MINNEAPOLIS — Dr. Michael Osterholm with the University of Minnesota says it's easy to forget about the flu when you're already dealing with a COVID pandemic.
But up until just recently, he says influenza was the number one biological threat to humans.
"To date we've been lucky in terms of the last 40 to 50 years,” Osterholm said.
That's why Dr. Osterholm, along with the Center for Infectious Disease Research and Policy, and more than 140 experts around the world, are now working together to change the way we study, treat and prevent influenza.
They’re calling it their Influenza Vaccines Research and Development Roadmap.
"These vaccines are largely based on technologies that came from the 1940's — growing virus in chicken eggs — and we need to modernize that,” Osterholm said.
Osterholm says the timing for this new effort couldn’t be better.
The medical community has learned a lot from the COVID pandemic and many of those lessons can be applied to influenza.
He says the timing is also perfect in terms of public perception.
“The world is now aware of what a pandemic can do. People are understanding the toll it can take, the costs it can have on our society and our health,” Osterholm said.
Now that experts have a plan, next is to put into action.
Osterholm says it will take lot of time, effort and funding to make it happen, but in the end, he says that initial investment will pay for itself if we can prevent even just one pandemic.

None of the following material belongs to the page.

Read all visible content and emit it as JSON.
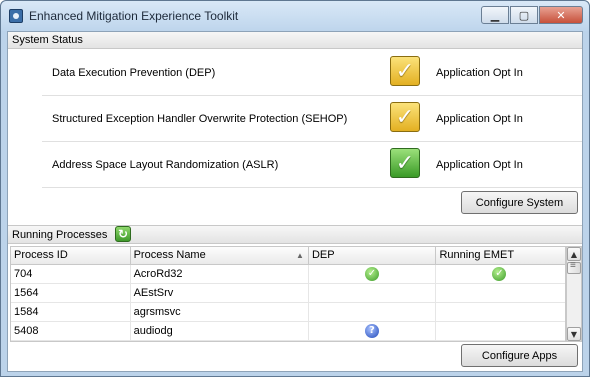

"Look at what this pandemic has done in terms of global shipping, trade, travel. It has been so costly. It would really be something if we could prevent this in the future. An investment of a lot of money will just be a small down payment to prevent those things from happening,” Osterholm said.